As we hiked back through swaying fields of chrysanthemums and eucalyptus, we were met with the chorus of children’s voices shouting “hall-oh!” Once back at Virunga Lodge, we were encouraged to schedule a complimentary massage (a Volcanoes Safaris staple) before enjoying a performance by the local Intore Dance troupe. As the sun began to set, these amazing performers celebrated their Rwandese culture and I too felt like dancing. What a day!

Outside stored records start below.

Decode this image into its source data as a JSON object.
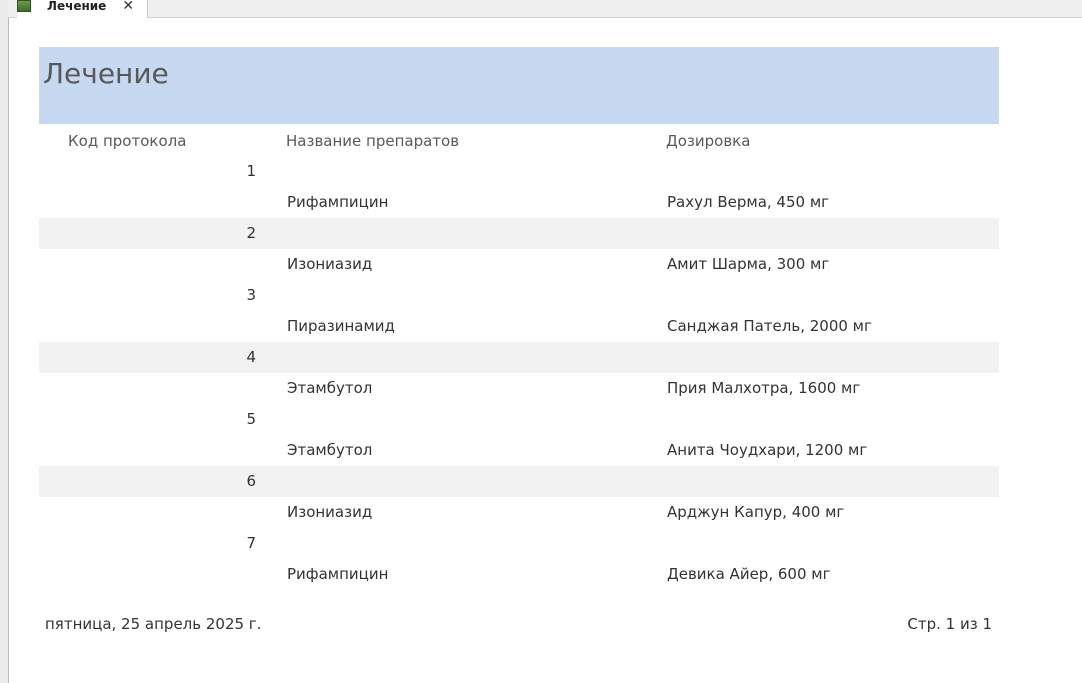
{
  "tab": {
    "label": "Лечение",
    "close": "✕"
  },
  "report": {
    "title": "Лечение",
    "headers": {
      "code": "Код протокола",
      "name": "Название препаратов",
      "dose": "Дозировка"
    },
    "groups": [
      {
        "code": "1",
        "drug": "Рифампицин",
        "dose": "Рахул Верма, 450 мг"
      },
      {
        "code": "2",
        "drug": "Изониазид",
        "dose": "Амит Шарма, 300 мг"
      },
      {
        "code": "3",
        "drug": "Пиразинамид",
        "dose": "Санджая Патель, 2000 мг"
      },
      {
        "code": "4",
        "drug": "Этамбутол",
        "dose": "Прия Малхотра, 1600 мг"
      },
      {
        "code": "5",
        "drug": "Этамбутол",
        "dose": "Анита Чоудхари, 1200 мг"
      },
      {
        "code": "6",
        "drug": "Изониазид",
        "dose": "Арджун Капур, 400 мг"
      },
      {
        "code": "7",
        "drug": "Рифампицин",
        "dose": "Девика Айер, 600 мг"
      }
    ],
    "footer": {
      "date": "пятница, 25 апрель 2025 г.",
      "page": "Стр. 1 из 1"
    }
  },
  "colors": {
    "header_band": "#c6d9f1",
    "shaded_row": "#f2f2f2"
  },
  "icons": {
    "tab_icon": "report-icon"
  }
}
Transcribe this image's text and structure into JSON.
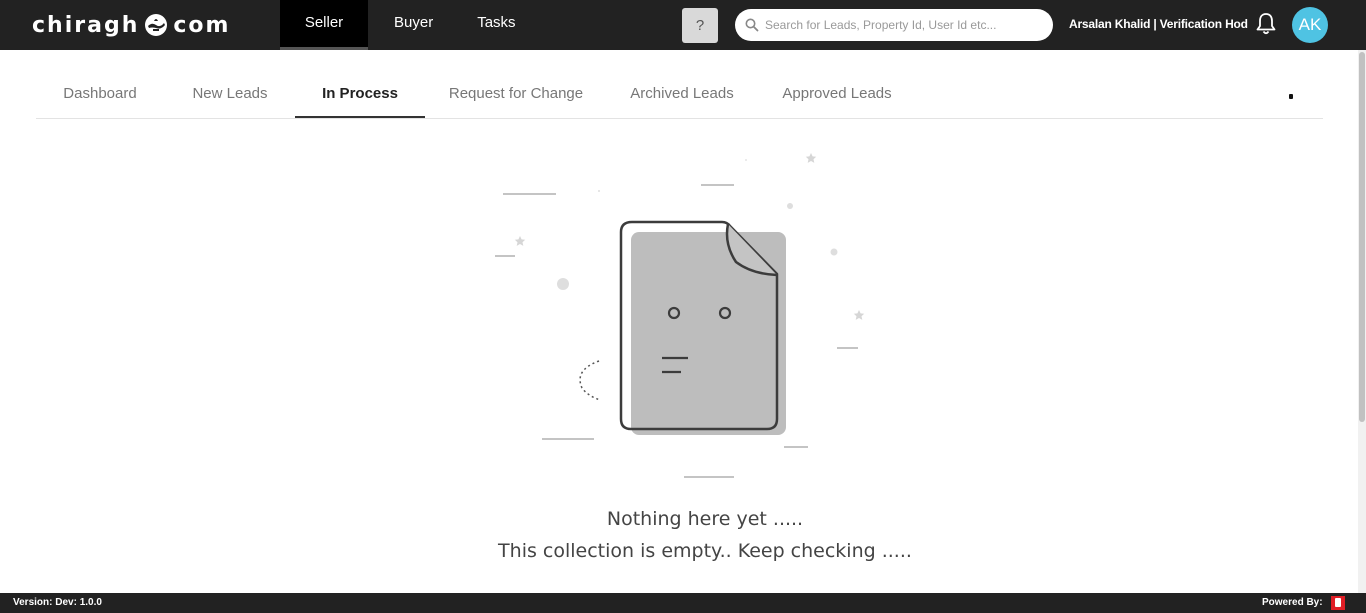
{
  "header": {
    "logo_left": "chiragh",
    "logo_right": "com",
    "logo_icon": "genie-lamp-icon",
    "nav": [
      {
        "label": "Seller",
        "active": true
      },
      {
        "label": "Buyer",
        "active": false
      },
      {
        "label": "Tasks",
        "active": false
      }
    ],
    "help_label": "?",
    "search_placeholder": "Search for Leads, Property Id, User Id etc...",
    "user_label": "Arsalan Khalid | Verification Hod",
    "avatar_initials": "AK",
    "avatar_color": "#4fc3e3"
  },
  "tabs": [
    {
      "label": "Dashboard",
      "active": false
    },
    {
      "label": "New Leads",
      "active": false
    },
    {
      "label": "In Process",
      "active": true
    },
    {
      "label": "Request for Change",
      "active": false
    },
    {
      "label": "Archived Leads",
      "active": false
    },
    {
      "label": "Approved Leads",
      "active": false
    }
  ],
  "empty_state": {
    "title": "Nothing here yet .....",
    "subtitle": "This collection is empty.. Keep checking .....",
    "icon": "empty-document-icon"
  },
  "footer": {
    "version": "Version: Dev: 1.0.0",
    "powered_by": "Powered By:"
  },
  "colors": {
    "topbar": "#222222",
    "active_nav": "#000000",
    "text_muted": "#777777"
  }
}
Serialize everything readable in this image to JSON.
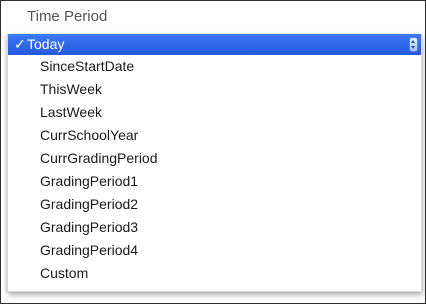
{
  "field": {
    "label": "Time Period"
  },
  "menu": {
    "selected_index": 0,
    "check_mark": "✓",
    "items": [
      "Today",
      "SinceStartDate",
      "ThisWeek",
      "LastWeek",
      "CurrSchoolYear",
      "CurrGradingPeriod",
      "GradingPeriod1",
      "GradingPeriod2",
      "GradingPeriod3",
      "GradingPeriod4",
      "Custom"
    ]
  },
  "colors": {
    "selection": "#2f6aea",
    "text": "#1a1a1a",
    "label": "#555555"
  },
  "icons": {
    "check": "checkmark-icon",
    "stepper": "updown-arrows-icon"
  }
}
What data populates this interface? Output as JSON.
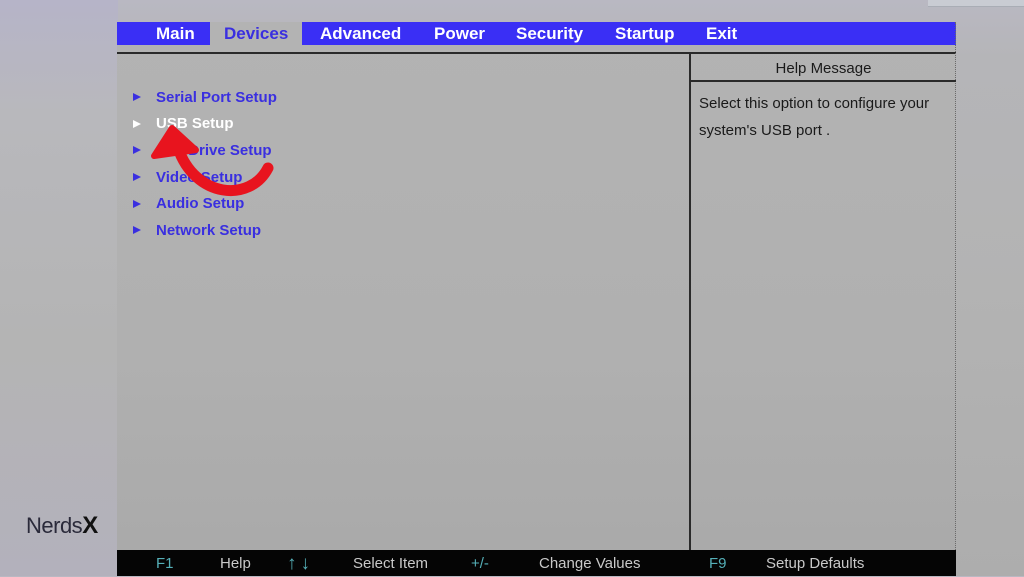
{
  "menubar": {
    "tabs": [
      {
        "label": "Main",
        "active": false
      },
      {
        "label": "Devices",
        "active": true
      },
      {
        "label": "Advanced",
        "active": false
      },
      {
        "label": "Power",
        "active": false
      },
      {
        "label": "Security",
        "active": false
      },
      {
        "label": "Startup",
        "active": false
      },
      {
        "label": "Exit",
        "active": false
      }
    ]
  },
  "devices_menu": {
    "items": [
      {
        "label": "Serial Port Setup",
        "selected": false
      },
      {
        "label": "USB Setup",
        "selected": true
      },
      {
        "label": "ATA Drive Setup",
        "selected": false
      },
      {
        "label": "Video Setup",
        "selected": false
      },
      {
        "label": "Audio Setup",
        "selected": false
      },
      {
        "label": "Network Setup",
        "selected": false
      }
    ]
  },
  "help": {
    "title": "Help Message",
    "line1": "Select this option to configure your",
    "line2": "system's USB port ."
  },
  "footer": {
    "f1_key": "F1",
    "f1_desc": "Help",
    "arrows_key": "↑↓",
    "arrows_desc": "Select Item",
    "plusminus_key": "+/-",
    "plusminus_desc": "Change Values",
    "f9_key": "F9",
    "f9_desc": "Setup Defaults"
  },
  "overlay": {
    "annotation": "red-curved-arrow pointing to USB Setup"
  },
  "watermark": {
    "text_regular": "Nerds",
    "text_bold": "X"
  },
  "colors": {
    "menubar_blue": "#3a2ff5",
    "item_blue": "#3a2fe0",
    "selected_white": "#ffffff",
    "footer_key_teal": "#55b0b8",
    "arrow_red": "#e8141e"
  }
}
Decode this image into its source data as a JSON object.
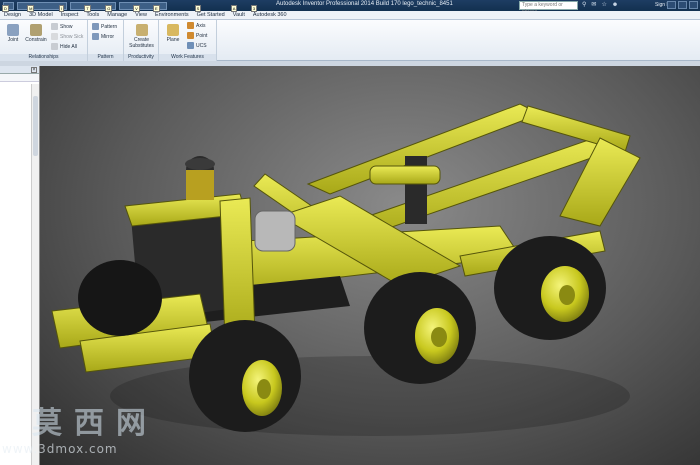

Eastern Africa most likely doesn’t come to mind when you think “honeymoon,” but I can’t imagine a better way to start a life together. I was completely captivated by the raw countryside, beautifully spirited people and rare wildlife. Booking an itinerary via a company like Volcanoes Safaris is an absolute must. The all-inclusive pricing includes accommodations, meals, transportation and guides. Perhaps most importantly, all your park permits are taken care of ahead of your arrival.
Rwanda and Uganda are countries comprised of contrast: immense beauty and amazing people, but there’s still work to be done. You can honeymoon with pride via Volcanoes Safaris, since community philanthropy and wildlife conservation are at the heart of what they do. You’ll walk away from the experience with a fresh perspective on life, a new appreciation for each other and a positive outlook for your married life ahead. Trust me when I say, “you are most welcome.”
Tracking chimpanzees in their natural habitat, as they swing from the branches in the canopy high above the forest floor is nothing short of exhilarating. The chimps effortlessly cross and scamper through the trees above the gorge, and visitors on the other hand must cross the river using natural bridges in order to keep up with the chimps. So although the walk usually lasts only 2–3 hours, descending the steep gorge and crossing the log bridges over the river requires some agility and fitness.
Chimpanzee tracking is also available in nearby Kalinzu, a forest reserve 30 minutes drive from Kyambura Gorge Lodge where there is a community of about 40 habituated chimpanzees.